We’ve said wine is like music. There are many genres and styles. And “best” is more a question of taste than absolutes. A pop song may be catchy and nobody is offended by elevator music. But that isn’t what we want in a wine. We’d rather have a wine that has a focused edge … not something sugary or bland.
Longplay is about wine being integral to a meal – not competing with or overwhelming it. Longplay is about enjoying a bottle of wine over the course of an evening, not passing judgment in ten seconds before moving to the next label. Longplay is about taking the vintage and running with it rather than trying to minimize its effect on the wine. Longplay is about nuance and harmony – like the passage of music that can be a bit jarring at first, but rewarding on subsequent listens. Longplay is about authentic wine with character that respects and pays tribute to the magic of the vineyard, and the hard work of those who nurture it.
The fruit for our wines is sourced exclusively from our own vineyard in the Chehalem Mountains. (We’ve always found a good solo act more intriguing than an orchestra – in wine, too much blending obscures the unique character of a site.) The vines are grown in good dirt – essential for good wine. We keep the soil healthy because that leads to healthy vines. Healthy vines make better wine. We pay a lot of attention to the vines and help them to produce the best fruit possible. When the fruit is finally ripe, the grapes are carefully harvested by hand, and the wine is aged in French oak barrels – a few of them new. We take a minimalist approach to winemaking. We don’t seek to mask the uniqueness of each vintage – rather we acknowledge and celebrate the inherent differences between growing seasons in the Willamette Valley.
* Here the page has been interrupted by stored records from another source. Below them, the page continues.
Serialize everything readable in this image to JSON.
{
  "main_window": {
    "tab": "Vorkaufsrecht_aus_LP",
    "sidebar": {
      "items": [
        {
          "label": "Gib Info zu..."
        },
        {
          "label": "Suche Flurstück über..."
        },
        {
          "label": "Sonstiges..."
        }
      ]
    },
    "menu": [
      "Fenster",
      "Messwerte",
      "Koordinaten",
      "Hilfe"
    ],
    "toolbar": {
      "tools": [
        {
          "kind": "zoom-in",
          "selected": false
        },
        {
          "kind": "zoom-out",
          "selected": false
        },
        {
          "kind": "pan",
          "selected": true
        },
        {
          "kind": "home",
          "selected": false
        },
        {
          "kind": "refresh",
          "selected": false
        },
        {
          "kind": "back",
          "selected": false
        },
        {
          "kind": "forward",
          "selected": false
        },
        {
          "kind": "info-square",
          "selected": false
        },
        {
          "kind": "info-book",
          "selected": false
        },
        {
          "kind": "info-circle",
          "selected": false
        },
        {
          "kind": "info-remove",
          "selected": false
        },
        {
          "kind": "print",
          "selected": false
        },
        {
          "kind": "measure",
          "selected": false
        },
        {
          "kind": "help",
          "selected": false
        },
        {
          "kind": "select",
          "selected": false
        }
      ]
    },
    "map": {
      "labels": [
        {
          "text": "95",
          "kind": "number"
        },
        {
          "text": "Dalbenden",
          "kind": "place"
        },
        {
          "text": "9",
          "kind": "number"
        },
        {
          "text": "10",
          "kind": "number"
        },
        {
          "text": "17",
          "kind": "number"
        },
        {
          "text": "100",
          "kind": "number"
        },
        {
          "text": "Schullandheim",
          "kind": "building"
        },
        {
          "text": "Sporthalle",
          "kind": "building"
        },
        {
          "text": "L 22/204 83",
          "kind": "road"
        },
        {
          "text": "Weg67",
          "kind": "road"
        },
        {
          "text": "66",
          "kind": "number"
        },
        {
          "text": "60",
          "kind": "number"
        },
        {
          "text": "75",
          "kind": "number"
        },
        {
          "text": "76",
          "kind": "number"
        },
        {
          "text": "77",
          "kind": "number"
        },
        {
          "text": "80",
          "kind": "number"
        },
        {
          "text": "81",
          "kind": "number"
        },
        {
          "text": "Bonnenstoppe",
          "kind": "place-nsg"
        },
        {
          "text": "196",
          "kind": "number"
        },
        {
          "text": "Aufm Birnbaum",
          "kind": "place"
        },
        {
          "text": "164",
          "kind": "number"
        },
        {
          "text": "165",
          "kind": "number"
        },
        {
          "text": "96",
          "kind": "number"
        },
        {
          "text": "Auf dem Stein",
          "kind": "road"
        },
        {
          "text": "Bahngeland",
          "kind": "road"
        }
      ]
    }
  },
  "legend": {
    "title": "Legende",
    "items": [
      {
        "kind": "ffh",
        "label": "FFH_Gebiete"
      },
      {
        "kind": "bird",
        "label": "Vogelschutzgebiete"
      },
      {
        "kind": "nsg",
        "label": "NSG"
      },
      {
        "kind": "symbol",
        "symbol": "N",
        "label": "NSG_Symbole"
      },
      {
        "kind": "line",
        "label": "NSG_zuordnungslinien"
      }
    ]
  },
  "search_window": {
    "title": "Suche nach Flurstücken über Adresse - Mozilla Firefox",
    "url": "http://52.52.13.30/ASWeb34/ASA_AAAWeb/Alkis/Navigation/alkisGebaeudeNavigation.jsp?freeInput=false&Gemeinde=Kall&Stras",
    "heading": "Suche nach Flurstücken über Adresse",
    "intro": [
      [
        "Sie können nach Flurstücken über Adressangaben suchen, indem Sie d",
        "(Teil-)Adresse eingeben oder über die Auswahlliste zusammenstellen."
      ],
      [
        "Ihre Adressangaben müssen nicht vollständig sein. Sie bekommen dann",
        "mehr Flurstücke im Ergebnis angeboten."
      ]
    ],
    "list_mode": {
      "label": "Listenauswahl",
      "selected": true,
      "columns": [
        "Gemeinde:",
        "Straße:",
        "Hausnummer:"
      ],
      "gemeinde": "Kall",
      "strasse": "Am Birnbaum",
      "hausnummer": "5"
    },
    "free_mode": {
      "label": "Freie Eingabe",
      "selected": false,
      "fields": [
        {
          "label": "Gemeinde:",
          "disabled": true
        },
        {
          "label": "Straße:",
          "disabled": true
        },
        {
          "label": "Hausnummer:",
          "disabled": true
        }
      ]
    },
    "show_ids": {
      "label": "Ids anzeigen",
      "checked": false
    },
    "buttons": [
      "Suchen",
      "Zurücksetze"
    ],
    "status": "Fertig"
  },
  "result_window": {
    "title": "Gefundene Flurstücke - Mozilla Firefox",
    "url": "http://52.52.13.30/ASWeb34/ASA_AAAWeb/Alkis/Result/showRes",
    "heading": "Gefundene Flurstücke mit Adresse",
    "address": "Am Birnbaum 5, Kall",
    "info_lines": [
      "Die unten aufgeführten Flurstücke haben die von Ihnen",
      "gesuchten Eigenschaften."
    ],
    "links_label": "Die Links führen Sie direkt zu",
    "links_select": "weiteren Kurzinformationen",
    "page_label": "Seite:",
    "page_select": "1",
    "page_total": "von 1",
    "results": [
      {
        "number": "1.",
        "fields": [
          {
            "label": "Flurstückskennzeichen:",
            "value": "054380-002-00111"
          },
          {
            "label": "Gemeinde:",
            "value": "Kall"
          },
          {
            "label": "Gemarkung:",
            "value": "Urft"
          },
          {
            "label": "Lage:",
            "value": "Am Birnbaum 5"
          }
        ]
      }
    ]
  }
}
We chose the image on our label … taken from a photo of a record on our turntable … to emphasize our old school approach – “analog wine for a digital world.” We don’t make tweaks or “improvements” to our wines in a quixotic pursuit of perfection — we submit that there is no such thing as a perfect wine. But there are great wines, and great wines must have character.
While our wines drink fine on their own, they really shine when paired with your favorite meal. Try them with salads, pasta and steak, as well as wild salmon, tofu and anything else you like to eat.
How our Philosophy Influences our Winemaking
We believe wine should be made in the vineyard, so we only use grapes that we grow ourselves. We don’t add colorants, gum, or flavor enhancers (e.g., “bottled oak”) to our wines. We avoid using commercial yeasts in our pinot noir. We ferment our Chardonnay in experienced oak barrels and here we do use commercial yeasts to ensure a good fermentation (we’ve learned this lesson – a barrel is a small vessel, with corners). We usually limit the amount of new oak we use on our pinot noir to 25 percent or less. We think a small amount of oak in the background gives the wine a bit of lift on the mid-palate – it is our opinion that pinot noir has been paired with oak for centuries for a reason. In 2011 we bought just one new barrel. (This was more of a budgetary issue: We try to buy three new barrels – which equates to about 15 percent new wood – each vintage.)
We really don’t think about scores when we make our wines and we frankly are surprised when our wines are awarded good numerical scores by critics. We are more interested in the text of the review. We especially love it when reviewers include words like “raucous,” “crunchy,” “nervy” or “quirky” when describing our wines. If you want highly refined and polished, keep moving. No overdubbing, no remixing!
Some years it is difficult to predict the weather. Weather is very important in this business. We pick for flavor – we don’t make a habit of taking juice to the lab for testing before we’ve picked. Sometimes the wine might benefit from the addition of water, sugar or acids. Generally speaking, when working with a quality site that consistently produces balanced fruit such adjustments should be rare. However, we feel water, sugar and acid additions are less interventionist than adjustments that alter the flavor elements and true character of the wine. We only make adjustments we feel are necessary. This means we’re prepared to accept potential alcohol between 12.5 and 15 percent. We try to farm so that our wines won’t need additions of acid, but we don’t rule that out because it really can make all the difference between a wine that is great and a wine that is unstable or “meh.” We really aren’t so dogmatic that we’ll go producing wines that won’t sell – it’s hard enough selling sound wines that taste great. Still, we never, ever attempt to transform a warm vintage wine such that it is indistinguishable from our cooler vintages. We did need small additions of acid 2009 and 2012, and we added a little bit of sucrose (cane sugar) to a couple fermenters in 2010 and 2011. We dry farm our vineyard, but so far we haven’t felt our fruit would benefit from additions of water (aka “post-harvest irrigation”).
We do add sulfites to stabilize the wines; this is especially important when taking such a hands-off approach in the cellar. When we make sulfur additions it is always sparingly.
We like to get to know our customers, so we try to make it easy for them to purchase our wines directly from us. (More on this.)
We’d be honored if you buy our wines, and very pleased if you enjoy them. In any case, be yourself, be responsible, and do what you want to do.